## What to work on
Nothing but the lines from the one containing "What data populates" through the final line of the data should be repeated, and each must be exact.
### Entries shown
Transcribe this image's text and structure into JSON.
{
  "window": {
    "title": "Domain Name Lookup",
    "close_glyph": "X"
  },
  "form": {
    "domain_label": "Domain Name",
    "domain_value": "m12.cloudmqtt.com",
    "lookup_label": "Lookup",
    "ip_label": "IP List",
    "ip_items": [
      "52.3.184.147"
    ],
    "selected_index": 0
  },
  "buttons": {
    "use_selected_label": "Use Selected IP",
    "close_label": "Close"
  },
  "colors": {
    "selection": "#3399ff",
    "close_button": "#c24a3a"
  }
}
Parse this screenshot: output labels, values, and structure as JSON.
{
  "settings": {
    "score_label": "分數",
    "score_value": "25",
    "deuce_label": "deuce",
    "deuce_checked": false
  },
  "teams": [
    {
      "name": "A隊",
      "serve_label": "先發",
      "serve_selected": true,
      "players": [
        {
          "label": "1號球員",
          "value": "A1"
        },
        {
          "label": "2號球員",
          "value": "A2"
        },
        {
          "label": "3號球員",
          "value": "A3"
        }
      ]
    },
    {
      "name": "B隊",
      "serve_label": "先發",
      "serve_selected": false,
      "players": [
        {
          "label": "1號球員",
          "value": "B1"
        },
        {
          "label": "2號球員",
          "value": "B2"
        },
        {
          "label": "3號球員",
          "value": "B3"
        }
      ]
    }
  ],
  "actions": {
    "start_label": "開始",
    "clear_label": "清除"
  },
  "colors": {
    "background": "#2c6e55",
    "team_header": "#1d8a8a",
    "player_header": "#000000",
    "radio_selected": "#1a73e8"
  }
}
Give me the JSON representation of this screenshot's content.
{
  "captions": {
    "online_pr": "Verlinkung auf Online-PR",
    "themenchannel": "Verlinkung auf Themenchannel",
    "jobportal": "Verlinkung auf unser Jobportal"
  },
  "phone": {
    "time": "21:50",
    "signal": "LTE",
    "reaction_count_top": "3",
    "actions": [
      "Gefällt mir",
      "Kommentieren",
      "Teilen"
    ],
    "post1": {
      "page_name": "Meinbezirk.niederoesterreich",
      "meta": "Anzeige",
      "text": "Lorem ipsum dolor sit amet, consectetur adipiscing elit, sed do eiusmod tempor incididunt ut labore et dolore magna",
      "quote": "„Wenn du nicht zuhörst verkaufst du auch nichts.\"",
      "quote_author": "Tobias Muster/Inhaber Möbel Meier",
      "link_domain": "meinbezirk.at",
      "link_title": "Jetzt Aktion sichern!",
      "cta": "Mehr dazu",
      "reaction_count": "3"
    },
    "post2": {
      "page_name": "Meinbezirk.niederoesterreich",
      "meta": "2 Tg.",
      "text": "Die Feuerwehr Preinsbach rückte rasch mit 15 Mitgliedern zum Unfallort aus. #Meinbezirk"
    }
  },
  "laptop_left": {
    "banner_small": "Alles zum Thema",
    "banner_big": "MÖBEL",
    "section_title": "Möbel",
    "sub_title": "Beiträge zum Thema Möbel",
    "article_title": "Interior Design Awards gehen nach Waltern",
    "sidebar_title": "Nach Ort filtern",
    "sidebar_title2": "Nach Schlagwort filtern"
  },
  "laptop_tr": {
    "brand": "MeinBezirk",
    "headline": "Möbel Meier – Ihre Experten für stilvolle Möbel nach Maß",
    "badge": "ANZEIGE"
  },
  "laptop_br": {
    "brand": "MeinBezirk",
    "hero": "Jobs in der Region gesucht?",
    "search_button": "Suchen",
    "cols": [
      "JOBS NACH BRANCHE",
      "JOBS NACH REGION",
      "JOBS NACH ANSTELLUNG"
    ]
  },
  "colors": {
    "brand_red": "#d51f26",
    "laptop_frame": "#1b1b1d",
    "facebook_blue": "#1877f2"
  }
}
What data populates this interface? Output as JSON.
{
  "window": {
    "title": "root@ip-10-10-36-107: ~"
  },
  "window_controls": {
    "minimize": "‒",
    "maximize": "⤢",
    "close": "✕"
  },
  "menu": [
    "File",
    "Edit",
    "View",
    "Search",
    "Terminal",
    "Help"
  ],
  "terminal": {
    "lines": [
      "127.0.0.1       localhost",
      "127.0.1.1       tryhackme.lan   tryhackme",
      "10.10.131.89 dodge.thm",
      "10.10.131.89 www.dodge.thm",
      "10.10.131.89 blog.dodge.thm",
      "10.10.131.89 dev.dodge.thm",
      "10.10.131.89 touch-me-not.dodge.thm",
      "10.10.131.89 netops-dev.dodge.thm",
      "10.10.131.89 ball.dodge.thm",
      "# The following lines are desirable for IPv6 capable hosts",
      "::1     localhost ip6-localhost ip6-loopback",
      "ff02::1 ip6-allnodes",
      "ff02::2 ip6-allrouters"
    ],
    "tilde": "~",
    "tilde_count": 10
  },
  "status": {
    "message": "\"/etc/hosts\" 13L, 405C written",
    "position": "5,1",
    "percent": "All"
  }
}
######
## Finished exercise
What data populates this interface? Output as JSON.
{
  "window": {
    "title": "root@ip-10-10-36-107: ~"
  },
  "window_controls": {
    "minimize": "‒",
    "maximize": "⤢",
    "close": "✕"
  },
  "menu": [
    "File",
    "Edit",
    "View",
    "Search",
    "Terminal",
    "Help"
  ],
  "terminal": {
    "lines": [
      "127.0.0.1       localhost",
      "127.0.1.1       tryhackme.lan   tryhackme",
      "10.10.131.89 dodge.thm",
      "10.10.131.89 www.dodge.thm",
      "10.10.131.89 blog.dodge.thm",
      "10.10.131.89 dev.dodge.thm",
      "10.10.131.89 touch-me-not.dodge.thm",
      "10.10.131.89 netops-dev.dodge.thm",
      "10.10.131.89 ball.dodge.thm",
      "# The following lines are desirable for IPv6 capable hosts",
      "::1     localhost ip6-localhost ip6-loopback",
      "ff02::1 ip6-allnodes",
      "ff02::2 ip6-allrouters"
    ],
    "tilde": "~",
    "tilde_count": 10
  },
  "status": {
    "message": "\"/etc/hosts\" 13L, 405C written",
    "position": "5,1",
    "percent": "All"
  }
}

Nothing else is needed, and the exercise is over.